## WHAT TO PRODUCE
For the word "into", tally the lines of the data that contain it and give the tally alone.

## INFORMATION SUPPLIED
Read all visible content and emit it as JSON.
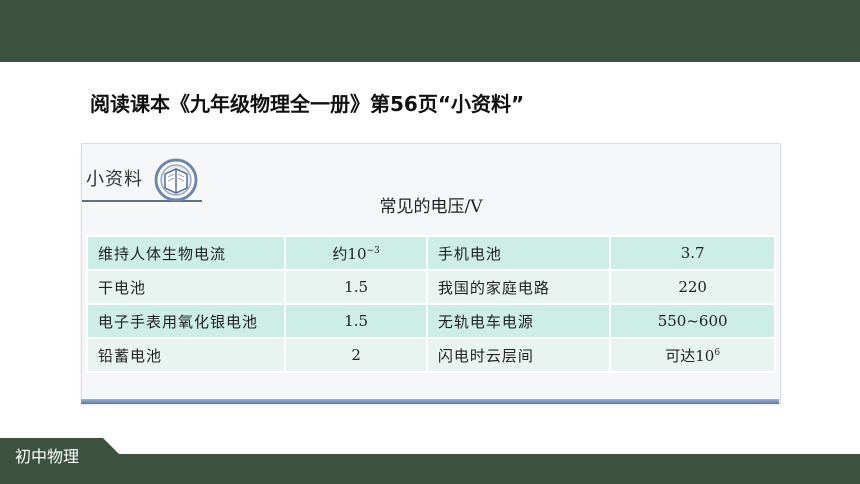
{
  "heading": "阅读课本《九年级物理全一册》第56页“小资料”",
  "sidebar_label": "小资料",
  "table_title": "常见的电压/V",
  "rows": [
    {
      "n1": "维持人体生物电流",
      "v1": "约10",
      "v1sup": "−3",
      "n2": "手机电池",
      "v2": "3.7",
      "v2sup": ""
    },
    {
      "n1": "干电池",
      "v1": "1.5",
      "v1sup": "",
      "n2": "我国的家庭电路",
      "v2": "220",
      "v2sup": ""
    },
    {
      "n1": "电子手表用氧化银电池",
      "v1": "1.5",
      "v1sup": "",
      "n2": "无轨电车电源",
      "v2": "550~600",
      "v2sup": ""
    },
    {
      "n1": "铅蓄电池",
      "v1": "2",
      "v1sup": "",
      "n2": "闪电时云层间",
      "v2": "可达10",
      "v2sup": "6"
    }
  ],
  "footer": {
    "label": "初中物理"
  },
  "colors": {
    "bar": "#3b5240",
    "row_odd": "#cdeee6",
    "row_even": "#e9f4f1"
  },
  "icons": [
    "book-icon"
  ]
}
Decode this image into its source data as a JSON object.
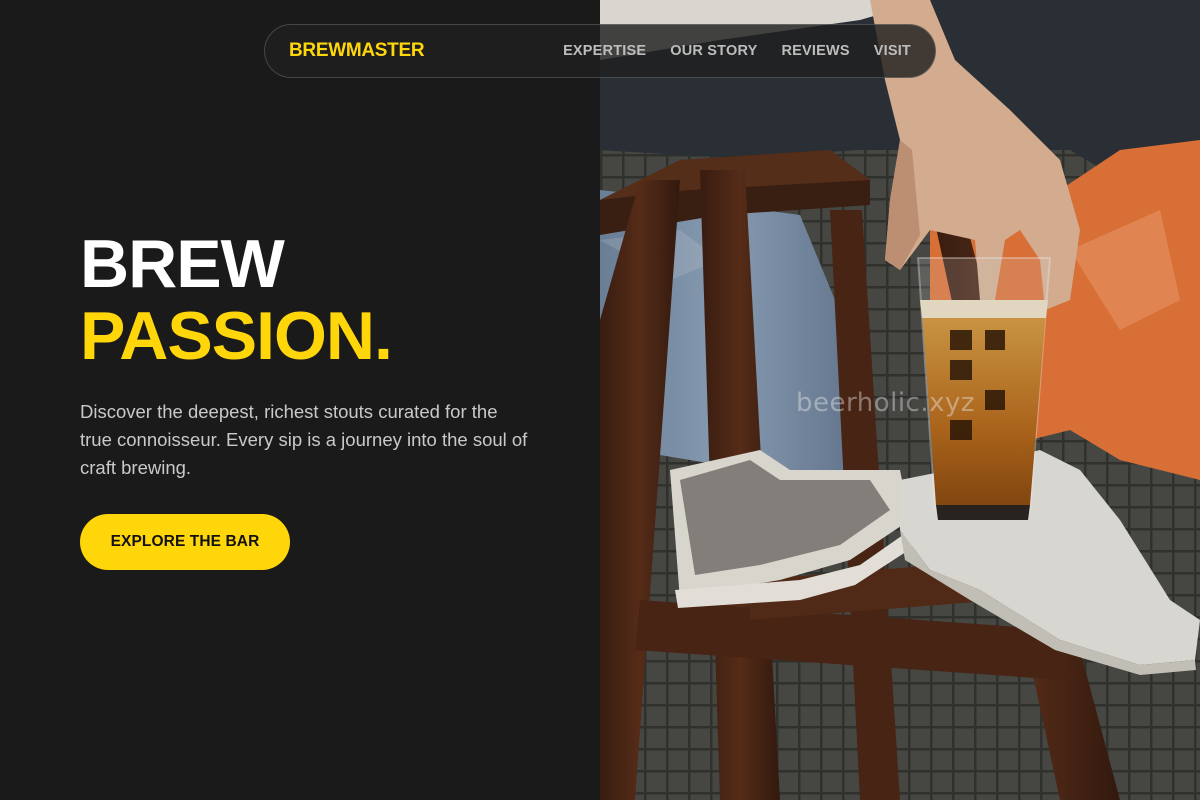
{
  "nav": {
    "logo": "BREWMASTER",
    "links": [
      {
        "label": "EXPERTISE"
      },
      {
        "label": "OUR STORY"
      },
      {
        "label": "REVIEWS"
      },
      {
        "label": "VISIT"
      }
    ]
  },
  "hero": {
    "title_line1": "BREW",
    "title_line2": "PASSION.",
    "description": "Discover the deepest, richest stouts curated for the true connoisseur. Every sip is a journey into the soul of craft brewing.",
    "cta_label": "EXPLORE THE BAR"
  },
  "photo": {
    "watermark": "beerholic.xyz",
    "alt": "Person seated on a wooden bar stool holding a glass of beer"
  },
  "colors": {
    "accent": "#ffd60a",
    "background": "#1b1a1a",
    "text_light": "#ffffff",
    "text_muted": "#c9c9c9"
  }
}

## ANSWER SPACE
2